Death rates from heart disease, diabetes, stroke, and related disorders have been decreasing for decades, but recently, those rates have slowed or stalled.
“At best, progress has slowed to a halt, and, at worst, our rates of cardiovascular disease are going up,” said Steven Nissen, chief academic officer for the Heart and Vascular Institute at Cleveland Clinic. And the cause, almost everyone agrees, is the obesity epidemic and all of its consequences.
More than 93 million adults and nearly 14 million children and adolescents in the United States are considered to be obese—a number that has been climbing for decades, according to the Centers for Disease Control and Prevention.
Researchers analyzed death records from 1999 to 2017 from the CDC and found a measurable shift in the past decade. The decline in mortality rates from heart disease has slowed, the decline in mortality rates from stroke and diabetes has plateaued, and there has been an increase in mortality from hypertension-related problems, such as kidney disease.
The research also showed that the disparities between black and white Americans have persisted, with black Americans at a greater risk of death from these diseases. The CDC released data in 2018 showing that the heart disease death rate has been decreasing about 2.4% per year among white people and 2.2% per year among black people over the past 50 years.

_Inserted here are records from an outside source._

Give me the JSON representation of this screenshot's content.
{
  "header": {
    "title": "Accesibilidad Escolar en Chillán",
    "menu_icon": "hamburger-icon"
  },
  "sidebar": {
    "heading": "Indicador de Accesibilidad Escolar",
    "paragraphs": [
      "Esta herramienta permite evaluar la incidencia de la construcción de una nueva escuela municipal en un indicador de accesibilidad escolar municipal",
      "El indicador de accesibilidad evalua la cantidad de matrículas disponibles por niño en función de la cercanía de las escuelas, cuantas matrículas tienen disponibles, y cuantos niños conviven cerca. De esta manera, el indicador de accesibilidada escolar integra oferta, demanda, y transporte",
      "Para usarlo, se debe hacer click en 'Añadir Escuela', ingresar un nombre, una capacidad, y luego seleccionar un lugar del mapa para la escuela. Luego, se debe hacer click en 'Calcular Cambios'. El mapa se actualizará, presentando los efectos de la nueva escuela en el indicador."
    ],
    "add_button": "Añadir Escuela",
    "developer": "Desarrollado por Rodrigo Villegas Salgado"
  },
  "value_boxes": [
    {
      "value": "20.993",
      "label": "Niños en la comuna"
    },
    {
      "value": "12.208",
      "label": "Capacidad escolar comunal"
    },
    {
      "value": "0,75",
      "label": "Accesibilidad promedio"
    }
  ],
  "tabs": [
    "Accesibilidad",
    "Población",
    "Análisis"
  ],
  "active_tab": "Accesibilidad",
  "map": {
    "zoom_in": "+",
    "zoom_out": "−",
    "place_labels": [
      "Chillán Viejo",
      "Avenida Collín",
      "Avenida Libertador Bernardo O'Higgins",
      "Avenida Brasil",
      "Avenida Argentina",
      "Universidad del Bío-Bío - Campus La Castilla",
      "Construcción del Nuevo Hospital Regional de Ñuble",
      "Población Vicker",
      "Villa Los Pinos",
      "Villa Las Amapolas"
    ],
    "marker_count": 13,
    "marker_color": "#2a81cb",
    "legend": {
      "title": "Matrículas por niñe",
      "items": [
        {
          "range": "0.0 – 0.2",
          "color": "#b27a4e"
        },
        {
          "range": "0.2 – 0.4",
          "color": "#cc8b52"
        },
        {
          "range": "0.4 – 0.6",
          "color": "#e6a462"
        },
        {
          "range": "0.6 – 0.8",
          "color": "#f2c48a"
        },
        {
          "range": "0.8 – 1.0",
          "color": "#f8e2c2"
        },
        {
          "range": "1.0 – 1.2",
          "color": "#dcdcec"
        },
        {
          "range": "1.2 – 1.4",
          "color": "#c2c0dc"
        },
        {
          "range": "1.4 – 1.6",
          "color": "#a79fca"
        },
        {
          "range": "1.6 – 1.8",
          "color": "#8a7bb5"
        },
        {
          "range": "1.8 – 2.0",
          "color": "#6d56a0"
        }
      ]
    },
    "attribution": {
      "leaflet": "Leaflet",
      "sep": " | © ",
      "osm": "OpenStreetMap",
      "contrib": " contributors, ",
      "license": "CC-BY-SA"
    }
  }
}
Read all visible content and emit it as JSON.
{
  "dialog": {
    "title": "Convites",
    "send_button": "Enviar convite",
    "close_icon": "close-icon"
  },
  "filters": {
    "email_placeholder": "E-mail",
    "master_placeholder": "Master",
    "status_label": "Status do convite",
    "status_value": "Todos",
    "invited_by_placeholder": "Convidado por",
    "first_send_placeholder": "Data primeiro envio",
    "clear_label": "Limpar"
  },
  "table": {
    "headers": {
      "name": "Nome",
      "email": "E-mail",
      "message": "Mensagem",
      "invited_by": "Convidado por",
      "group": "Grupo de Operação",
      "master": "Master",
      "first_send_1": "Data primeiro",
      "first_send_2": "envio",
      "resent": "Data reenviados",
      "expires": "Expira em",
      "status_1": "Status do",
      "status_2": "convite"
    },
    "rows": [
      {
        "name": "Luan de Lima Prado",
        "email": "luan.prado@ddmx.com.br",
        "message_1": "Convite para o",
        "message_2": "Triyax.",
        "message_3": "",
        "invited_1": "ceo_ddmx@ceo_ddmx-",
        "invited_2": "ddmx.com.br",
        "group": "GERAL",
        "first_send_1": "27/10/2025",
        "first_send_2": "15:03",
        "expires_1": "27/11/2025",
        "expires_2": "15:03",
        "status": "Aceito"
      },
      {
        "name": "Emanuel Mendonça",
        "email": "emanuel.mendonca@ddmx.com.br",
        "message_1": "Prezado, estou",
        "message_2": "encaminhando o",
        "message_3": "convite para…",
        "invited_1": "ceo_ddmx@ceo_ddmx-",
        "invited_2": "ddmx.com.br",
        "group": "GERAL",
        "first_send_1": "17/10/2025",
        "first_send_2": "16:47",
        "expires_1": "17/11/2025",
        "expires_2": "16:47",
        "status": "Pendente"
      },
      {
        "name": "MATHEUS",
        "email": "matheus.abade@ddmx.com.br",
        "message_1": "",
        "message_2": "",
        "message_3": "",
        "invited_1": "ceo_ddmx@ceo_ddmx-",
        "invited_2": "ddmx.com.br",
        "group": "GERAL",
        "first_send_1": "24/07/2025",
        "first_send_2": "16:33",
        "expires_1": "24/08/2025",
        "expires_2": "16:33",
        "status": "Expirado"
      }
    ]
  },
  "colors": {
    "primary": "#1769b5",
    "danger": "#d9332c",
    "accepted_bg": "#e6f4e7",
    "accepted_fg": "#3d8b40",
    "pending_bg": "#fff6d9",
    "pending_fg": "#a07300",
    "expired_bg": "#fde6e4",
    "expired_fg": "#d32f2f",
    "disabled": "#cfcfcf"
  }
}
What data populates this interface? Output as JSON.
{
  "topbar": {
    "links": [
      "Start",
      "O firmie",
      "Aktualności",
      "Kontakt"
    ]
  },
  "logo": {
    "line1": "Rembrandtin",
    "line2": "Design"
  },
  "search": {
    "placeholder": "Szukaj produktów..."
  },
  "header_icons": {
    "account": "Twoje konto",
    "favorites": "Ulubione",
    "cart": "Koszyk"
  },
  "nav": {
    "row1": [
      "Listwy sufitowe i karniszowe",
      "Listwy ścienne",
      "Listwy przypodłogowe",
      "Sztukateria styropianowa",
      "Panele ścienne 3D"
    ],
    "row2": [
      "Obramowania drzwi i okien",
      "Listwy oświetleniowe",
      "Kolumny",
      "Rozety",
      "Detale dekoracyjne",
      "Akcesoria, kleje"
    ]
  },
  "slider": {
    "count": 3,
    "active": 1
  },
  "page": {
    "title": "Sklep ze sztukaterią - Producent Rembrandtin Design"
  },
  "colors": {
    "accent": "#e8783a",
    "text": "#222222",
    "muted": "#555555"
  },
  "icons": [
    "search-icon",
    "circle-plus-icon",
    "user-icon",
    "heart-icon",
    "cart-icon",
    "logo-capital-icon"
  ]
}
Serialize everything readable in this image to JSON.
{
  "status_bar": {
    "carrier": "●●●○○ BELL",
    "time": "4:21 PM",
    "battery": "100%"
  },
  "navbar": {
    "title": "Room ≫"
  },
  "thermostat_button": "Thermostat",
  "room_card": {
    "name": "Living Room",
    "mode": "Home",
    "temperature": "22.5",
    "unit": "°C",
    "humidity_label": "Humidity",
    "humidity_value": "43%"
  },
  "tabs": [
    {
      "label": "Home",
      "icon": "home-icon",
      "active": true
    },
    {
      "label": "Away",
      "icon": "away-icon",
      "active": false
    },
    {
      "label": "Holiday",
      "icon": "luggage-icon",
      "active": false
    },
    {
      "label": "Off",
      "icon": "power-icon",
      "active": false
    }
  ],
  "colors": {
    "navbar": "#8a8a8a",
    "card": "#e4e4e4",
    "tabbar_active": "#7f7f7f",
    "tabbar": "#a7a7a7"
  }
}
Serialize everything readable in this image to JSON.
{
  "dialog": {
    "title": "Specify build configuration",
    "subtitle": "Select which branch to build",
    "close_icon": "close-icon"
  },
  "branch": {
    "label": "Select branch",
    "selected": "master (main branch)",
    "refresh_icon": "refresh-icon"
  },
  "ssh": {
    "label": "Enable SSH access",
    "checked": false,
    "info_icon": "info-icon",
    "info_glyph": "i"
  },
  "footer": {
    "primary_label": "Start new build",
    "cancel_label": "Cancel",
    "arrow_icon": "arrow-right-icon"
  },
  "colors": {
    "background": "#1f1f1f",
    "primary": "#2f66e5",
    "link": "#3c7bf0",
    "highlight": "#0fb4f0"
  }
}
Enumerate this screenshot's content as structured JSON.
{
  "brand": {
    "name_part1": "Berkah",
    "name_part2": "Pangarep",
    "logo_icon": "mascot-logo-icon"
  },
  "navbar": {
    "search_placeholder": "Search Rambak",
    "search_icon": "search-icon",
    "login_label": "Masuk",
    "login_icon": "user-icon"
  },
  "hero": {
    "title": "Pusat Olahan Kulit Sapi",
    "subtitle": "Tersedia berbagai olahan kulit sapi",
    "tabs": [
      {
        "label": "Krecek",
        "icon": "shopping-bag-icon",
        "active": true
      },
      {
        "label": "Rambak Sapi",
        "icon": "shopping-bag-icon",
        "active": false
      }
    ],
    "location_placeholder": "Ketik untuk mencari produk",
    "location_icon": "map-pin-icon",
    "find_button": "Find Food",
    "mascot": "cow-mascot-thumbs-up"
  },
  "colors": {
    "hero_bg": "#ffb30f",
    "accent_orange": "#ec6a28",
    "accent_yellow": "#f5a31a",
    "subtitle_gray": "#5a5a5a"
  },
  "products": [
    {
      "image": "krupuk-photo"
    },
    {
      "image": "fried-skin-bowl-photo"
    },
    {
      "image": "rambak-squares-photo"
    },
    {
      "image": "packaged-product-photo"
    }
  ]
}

The researchers were surprised to learn about the lack of “continued progress” despite a steady decline in smoking and ongoing advances in medicine, including diagnostics; new drugs to treat high cholesterol, high blood pressure, and diabetes; and surgical techniques.
Health experts agree that a key component in addressing the problem is early intervention, encouraging exercise and healthy eating habits in children, and discouraging risky behaviors such as smoking. Nissen, said that, particularly regarding obesity, “we have got to attack this problem before it gets to the point where people are really obese and are in trouble. Because once people have developed severe obesity, reversing that is very difficult.”
Source: The Washington Post, August 27, 2019